Molecular evolution is the result of DNA-level modifications, resulting from a variety of mutagenic mechanisms, followed by fixing of a small subset of those mutations at the population level. In other words there are two steps:
I am interested in the second step, mutation selection, because selection results from functional and/or structural restraints. If we can discover the fingerprint of selective pressures then it informs us about the role(s) a given residue may play. Moreover, if the structure of a protein is also known we can find putative functionally important residues by searching for evolutionary conservation that cannot be explained by the structure alone.
Most current protein phylogeny methods use empirical rate matrices that capture the combined effects of mutation generation and mutation selection. Therefore they cannot distinguish between those two processes. In addition, phylogeny methods almost always assume that all residues in a protein evolve in the same manner even though we know this is far from the truth. To remedy this I have developed tools that model different aspects of amino acids (volume, charge, hydrophobicity, ...) directly, and can do so in a site-specific manner.
Improving protein rate matrices by separating mutation and selection processes
Despite their many shortcomings, empirical rate matrices are still the
best method to determine phylogenetic trees for protein sequences. These
matrices are made by estimating the relative mutation rates for any pair of
amino acids based on very large sequence alignments for many proteins and many
different organisms.
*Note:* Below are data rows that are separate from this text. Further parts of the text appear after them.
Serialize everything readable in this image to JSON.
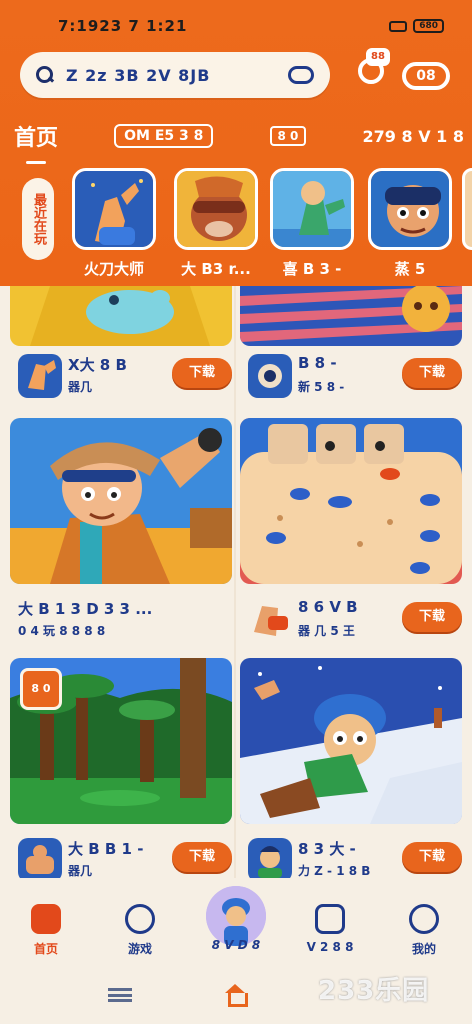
{
  "status": {
    "time": "7:1923 7 1:21",
    "battery": "680"
  },
  "search": {
    "placeholder": "Z 2z 3B 2V 8JB"
  },
  "header_icons": {
    "gift_badge": "88",
    "games_badge": "08"
  },
  "categories": [
    {
      "label": "首页"
    },
    {
      "label": "OM E5 3 8"
    },
    {
      "label": "8 0"
    },
    {
      "label": "279 8 V 1 8"
    }
  ],
  "recent_label": "最近在玩",
  "recent_games": [
    {
      "name": "火刀大师"
    },
    {
      "name": "大 B3 r..."
    },
    {
      "name": "喜 B 3 -"
    },
    {
      "name": "蒸 5"
    }
  ],
  "cards": [
    {
      "title": "X大 8 B",
      "subtitle": "器几",
      "button": "下载"
    },
    {
      "title": "B 8 -",
      "subtitle": "新 5 8 -",
      "button": "下载"
    },
    {
      "title": "大 B 1 3 D 3 3 ...",
      "subtitle": "0 4 玩 8 8 8 8",
      "button": "下载"
    },
    {
      "title": "8 6 V B",
      "subtitle": "器 几 5 王",
      "button": "下载"
    },
    {
      "title": "大 B B 1 -",
      "subtitle": "器几",
      "button": "下载"
    },
    {
      "title": "8 3 大 -",
      "subtitle": "力 Z - 1 8 B",
      "button": "下载"
    }
  ],
  "card_badge": "8 0",
  "nav": [
    {
      "label": "首页"
    },
    {
      "label": "游戏"
    },
    {
      "label": "8 V D 8"
    },
    {
      "label": "V 2 8 8"
    },
    {
      "label": "我的"
    }
  ],
  "watermark": "233乐园",
  "colors": {
    "brand_orange": "#ec6618",
    "accent_blue": "#1f3a8a",
    "background": "#f6efe4"
  }
}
This procedure averages out any variation in mutation
behaviour between different groups of organisms, different genes, and different
residues in the protein.
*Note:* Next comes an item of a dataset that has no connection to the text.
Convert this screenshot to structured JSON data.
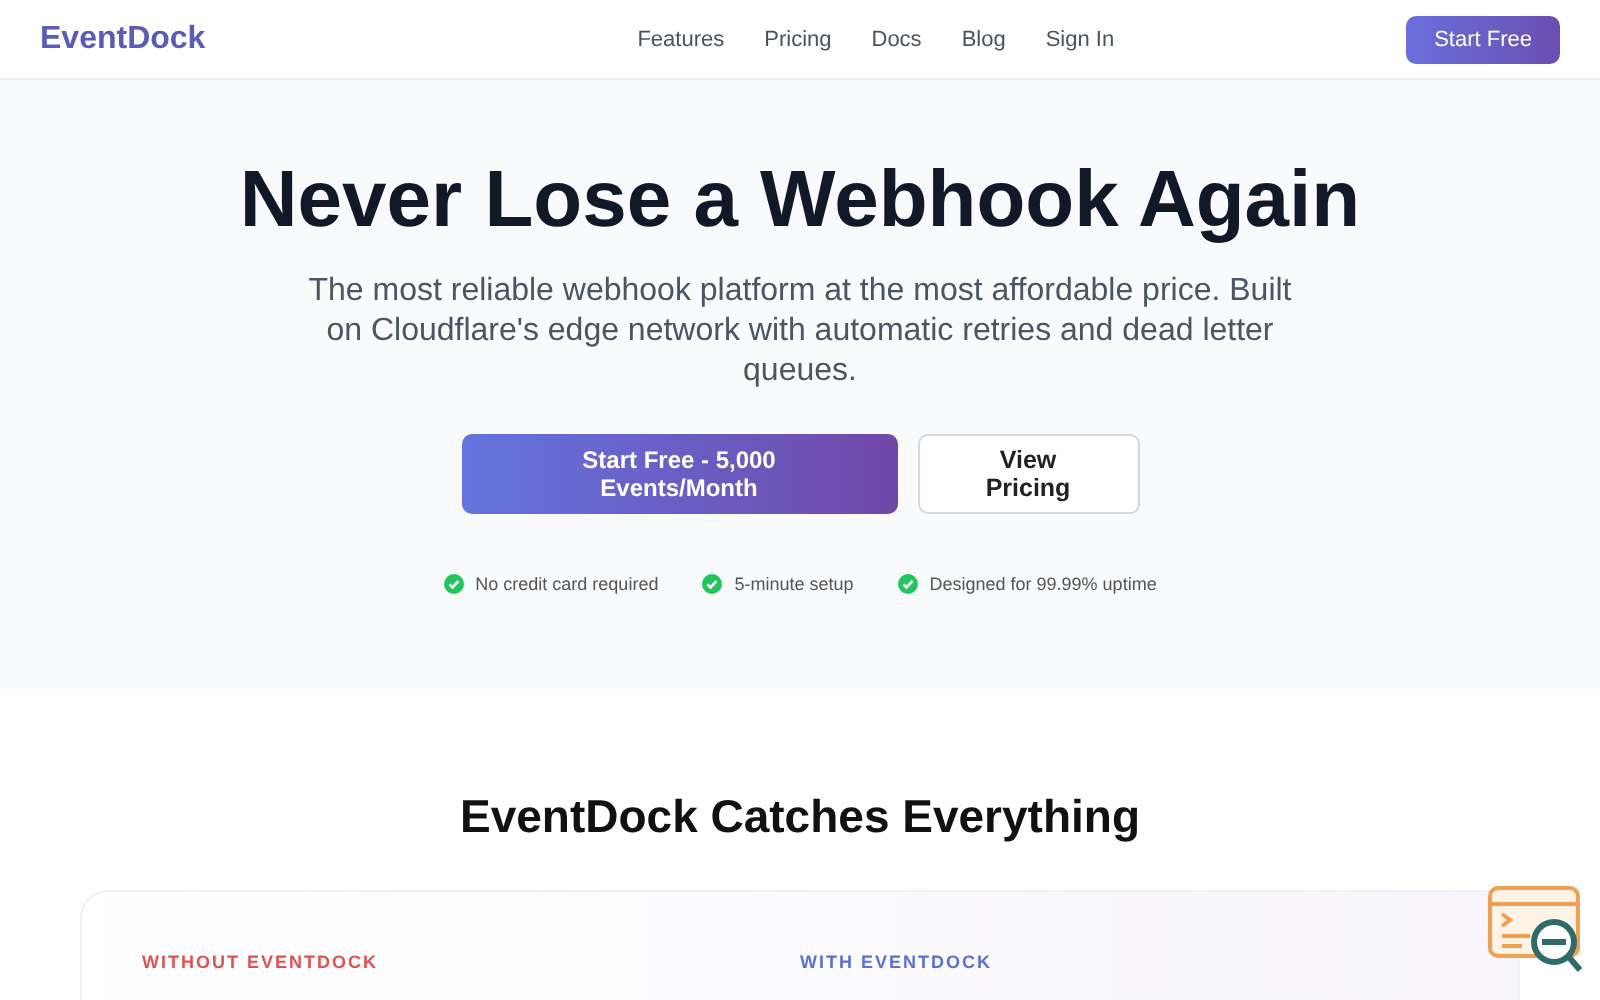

Based on preliminary data I hypothesize that the mutation rates at the protein level are strongly influenced by mutation processes at the DNA level, including the genetic code, relative base mutation rates, and base composition. In other words, if an empirical rate matrix is based on sequences from a mix of genomes with high GC content and others with low GC content, the end result will average out those differences and will not be ideal for either case. If, instead, we can split the rate matrix in a GC-content independent part and a part that accounts for GC content then we can optimize that matrix for any sequence by adjusting for the GC-content.
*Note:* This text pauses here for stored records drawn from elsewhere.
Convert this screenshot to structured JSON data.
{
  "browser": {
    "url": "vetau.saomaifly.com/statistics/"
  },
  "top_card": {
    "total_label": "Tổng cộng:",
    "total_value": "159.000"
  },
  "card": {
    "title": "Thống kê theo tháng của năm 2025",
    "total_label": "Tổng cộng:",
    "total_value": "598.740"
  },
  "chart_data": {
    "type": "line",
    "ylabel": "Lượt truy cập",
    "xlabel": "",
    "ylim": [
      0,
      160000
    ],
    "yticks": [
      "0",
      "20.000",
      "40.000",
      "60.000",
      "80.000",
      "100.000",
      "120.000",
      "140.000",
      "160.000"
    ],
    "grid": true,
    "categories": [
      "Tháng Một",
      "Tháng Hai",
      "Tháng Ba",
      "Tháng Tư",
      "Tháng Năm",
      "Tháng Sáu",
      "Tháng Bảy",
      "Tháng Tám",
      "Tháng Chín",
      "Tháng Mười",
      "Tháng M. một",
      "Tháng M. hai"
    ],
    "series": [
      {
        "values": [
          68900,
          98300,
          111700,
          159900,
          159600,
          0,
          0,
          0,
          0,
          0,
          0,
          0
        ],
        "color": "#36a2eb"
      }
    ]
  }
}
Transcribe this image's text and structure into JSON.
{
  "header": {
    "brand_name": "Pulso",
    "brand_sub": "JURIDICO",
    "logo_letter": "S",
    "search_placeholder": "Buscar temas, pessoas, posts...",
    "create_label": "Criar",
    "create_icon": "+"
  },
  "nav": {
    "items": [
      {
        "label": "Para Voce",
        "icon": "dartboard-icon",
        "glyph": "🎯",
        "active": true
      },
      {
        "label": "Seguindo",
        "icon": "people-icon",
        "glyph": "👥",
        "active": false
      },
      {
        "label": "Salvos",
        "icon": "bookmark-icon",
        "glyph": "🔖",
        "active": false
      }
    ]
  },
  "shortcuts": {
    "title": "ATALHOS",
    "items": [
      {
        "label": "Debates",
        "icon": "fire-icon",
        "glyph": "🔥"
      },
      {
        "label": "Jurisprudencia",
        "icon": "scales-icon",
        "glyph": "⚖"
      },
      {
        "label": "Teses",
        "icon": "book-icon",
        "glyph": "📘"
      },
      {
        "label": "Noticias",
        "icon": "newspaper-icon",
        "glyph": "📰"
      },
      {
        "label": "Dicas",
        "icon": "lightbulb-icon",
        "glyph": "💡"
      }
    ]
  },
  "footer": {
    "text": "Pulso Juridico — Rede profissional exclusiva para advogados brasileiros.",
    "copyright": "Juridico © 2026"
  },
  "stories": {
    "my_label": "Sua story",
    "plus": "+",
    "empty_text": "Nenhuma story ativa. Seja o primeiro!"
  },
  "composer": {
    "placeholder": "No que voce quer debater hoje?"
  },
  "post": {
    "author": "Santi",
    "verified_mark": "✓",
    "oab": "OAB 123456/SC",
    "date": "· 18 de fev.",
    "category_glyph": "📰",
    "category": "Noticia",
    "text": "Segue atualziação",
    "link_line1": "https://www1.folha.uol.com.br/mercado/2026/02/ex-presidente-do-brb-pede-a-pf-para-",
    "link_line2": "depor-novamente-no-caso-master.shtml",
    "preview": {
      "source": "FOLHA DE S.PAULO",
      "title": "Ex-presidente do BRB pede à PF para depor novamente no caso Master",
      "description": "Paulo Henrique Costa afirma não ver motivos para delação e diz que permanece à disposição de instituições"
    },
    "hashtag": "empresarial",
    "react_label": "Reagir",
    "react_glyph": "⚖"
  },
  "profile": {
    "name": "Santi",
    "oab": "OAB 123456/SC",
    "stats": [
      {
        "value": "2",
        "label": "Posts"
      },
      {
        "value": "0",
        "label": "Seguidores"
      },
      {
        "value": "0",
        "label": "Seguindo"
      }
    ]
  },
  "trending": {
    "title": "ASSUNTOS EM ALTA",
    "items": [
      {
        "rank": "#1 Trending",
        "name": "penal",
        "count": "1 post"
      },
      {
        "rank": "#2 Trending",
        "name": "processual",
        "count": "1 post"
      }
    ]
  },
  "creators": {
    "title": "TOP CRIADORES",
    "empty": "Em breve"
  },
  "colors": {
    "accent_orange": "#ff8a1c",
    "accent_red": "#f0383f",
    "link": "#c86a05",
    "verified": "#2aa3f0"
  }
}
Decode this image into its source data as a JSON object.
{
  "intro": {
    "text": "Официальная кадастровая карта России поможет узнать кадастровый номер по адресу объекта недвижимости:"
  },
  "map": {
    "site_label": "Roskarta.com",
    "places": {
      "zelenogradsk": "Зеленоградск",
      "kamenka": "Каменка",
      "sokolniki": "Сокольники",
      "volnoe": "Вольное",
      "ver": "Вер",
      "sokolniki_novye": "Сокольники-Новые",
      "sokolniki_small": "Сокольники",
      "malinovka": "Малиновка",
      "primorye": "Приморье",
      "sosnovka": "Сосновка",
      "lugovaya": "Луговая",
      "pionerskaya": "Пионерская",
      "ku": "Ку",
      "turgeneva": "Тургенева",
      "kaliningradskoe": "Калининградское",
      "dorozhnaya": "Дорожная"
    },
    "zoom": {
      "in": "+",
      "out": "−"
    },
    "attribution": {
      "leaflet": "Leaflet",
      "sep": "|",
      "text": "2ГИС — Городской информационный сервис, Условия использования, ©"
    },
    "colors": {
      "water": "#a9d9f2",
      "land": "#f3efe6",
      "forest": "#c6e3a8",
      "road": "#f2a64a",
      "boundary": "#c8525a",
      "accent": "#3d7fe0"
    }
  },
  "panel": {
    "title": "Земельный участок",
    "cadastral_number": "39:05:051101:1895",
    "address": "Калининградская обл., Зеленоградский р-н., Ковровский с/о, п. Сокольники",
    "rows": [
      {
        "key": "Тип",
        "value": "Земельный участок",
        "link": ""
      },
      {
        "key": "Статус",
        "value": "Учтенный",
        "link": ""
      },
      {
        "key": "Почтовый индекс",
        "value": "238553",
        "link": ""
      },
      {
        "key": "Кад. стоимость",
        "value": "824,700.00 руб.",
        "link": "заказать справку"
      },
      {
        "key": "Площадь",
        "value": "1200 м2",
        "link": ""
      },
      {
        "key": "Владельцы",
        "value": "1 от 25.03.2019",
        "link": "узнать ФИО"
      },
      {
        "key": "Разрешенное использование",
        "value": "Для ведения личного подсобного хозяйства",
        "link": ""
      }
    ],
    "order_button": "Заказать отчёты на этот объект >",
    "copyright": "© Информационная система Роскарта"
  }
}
An important side effect of accounting for DNA-level mutation processes is that the DNA-independent part of the rate matrix becomes more strongly dominated by selection forces at the protein level. This will provide a cleaner look at the selection on amino acid properties.